When Microsoft announced earlier this year that it was killing off Essential Business Server on June 30, I wasn't surprised. EBS showed potential, but its target market, the midsize organization, has been looking to the cloud increasingly for cost-effective solutions, and EBS is a few years late to the game.
Microsoft has instead divided its business server strategy in two: Traditional Server, which revolves around Windows Server 2008 R2, and Solution Servers, a flexible approach to assisting small businesses.
[ Also on InfoWorld: Find out what else Redmond has in store in "Microsoft's server road map: Top 5 developments coming soon" ]
Microsoft's "Traditional" approach allows businesses to build their server solution from the ground up, enabling them to design and maintain their own Active Directory, network support services, Hyper-V virtualized solutions, messaging solution on-premises or in the cloud, and so on. Organizations for which the expense of designing, deploying, and maintaining such a solution is onerous can turn to Microsoft's SMB Solution Servers, which will include the forthcoming Small Business Server 7 and Small Business Server Aurora. Each will allow for a cost-effective means to achieve the flexibility smaller businesses need.
Microsoft SBS enters a new era
Fundamental differences between Microsoft SBS 7 and SBS Aurora highlight the impact that the company's new small-business strategy will have on your organization.
Microsoft SBS 7 is the next release of SBS Standard. It is a fully on-premises offering, and much like its predecessors, SBS will bundle several solutions under one license. Based on Server 2008 R2, SBS 7 is a 64-bit solution that will include Exchange 2010 (likely SP1, which will be available soon), SharePoint 2010 Foundation, and Windows Server Update Services 3.0 (WSUS), among other features. An optional Premium add-on includes a copy of Server 2008 R2 with SQL 2008 R2 Standard Edition for Small Business.
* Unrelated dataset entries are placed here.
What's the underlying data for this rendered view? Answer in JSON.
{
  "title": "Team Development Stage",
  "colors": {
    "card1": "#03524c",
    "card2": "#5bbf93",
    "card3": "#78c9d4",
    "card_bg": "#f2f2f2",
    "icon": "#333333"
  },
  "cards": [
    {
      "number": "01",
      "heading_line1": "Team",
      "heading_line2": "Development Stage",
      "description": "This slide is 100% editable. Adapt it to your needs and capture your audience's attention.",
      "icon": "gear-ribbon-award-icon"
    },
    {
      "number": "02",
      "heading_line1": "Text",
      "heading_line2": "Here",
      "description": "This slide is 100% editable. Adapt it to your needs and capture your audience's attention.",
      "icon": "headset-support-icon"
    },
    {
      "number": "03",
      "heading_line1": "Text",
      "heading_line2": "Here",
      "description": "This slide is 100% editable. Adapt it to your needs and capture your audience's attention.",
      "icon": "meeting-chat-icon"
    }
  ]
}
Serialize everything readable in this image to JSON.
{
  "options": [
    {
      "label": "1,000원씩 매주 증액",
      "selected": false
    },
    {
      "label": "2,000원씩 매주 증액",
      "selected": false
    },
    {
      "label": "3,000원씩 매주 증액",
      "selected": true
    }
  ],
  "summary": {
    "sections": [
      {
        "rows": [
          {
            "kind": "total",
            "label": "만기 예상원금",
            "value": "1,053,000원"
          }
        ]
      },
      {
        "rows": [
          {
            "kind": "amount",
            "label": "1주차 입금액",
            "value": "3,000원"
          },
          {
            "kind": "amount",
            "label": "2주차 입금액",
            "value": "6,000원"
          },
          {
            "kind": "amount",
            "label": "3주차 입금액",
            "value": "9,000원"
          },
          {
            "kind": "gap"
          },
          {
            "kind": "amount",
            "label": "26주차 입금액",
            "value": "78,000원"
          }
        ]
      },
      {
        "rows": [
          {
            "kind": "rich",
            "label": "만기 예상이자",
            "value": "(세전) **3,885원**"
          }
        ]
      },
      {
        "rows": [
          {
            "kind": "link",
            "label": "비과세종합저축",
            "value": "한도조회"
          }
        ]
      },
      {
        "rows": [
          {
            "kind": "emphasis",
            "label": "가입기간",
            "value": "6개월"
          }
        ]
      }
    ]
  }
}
Aurora, on the other hand, is a new solution that will provide a hybrid on-premises/cloud environment (aka cross-premises), blending on-premises file and print services, backup, security, remote access, and AD-based identity management with off-premises, cloud-based services that can handle messaging and collaboration, for example. (I like to think of it as a fractional SBS server solution with a BPOS messaging and collaboration cloud extension.)
Whereas SBS 7 will support up to 75 PCs, Aurora is perfect for the new small business using between 5 and 25 PCs. Because Aurora does not allow you to merge or migrate the AD, organizations that already use traditional solutions will likely shy away from it. That said, Aurora is where the excitement really is.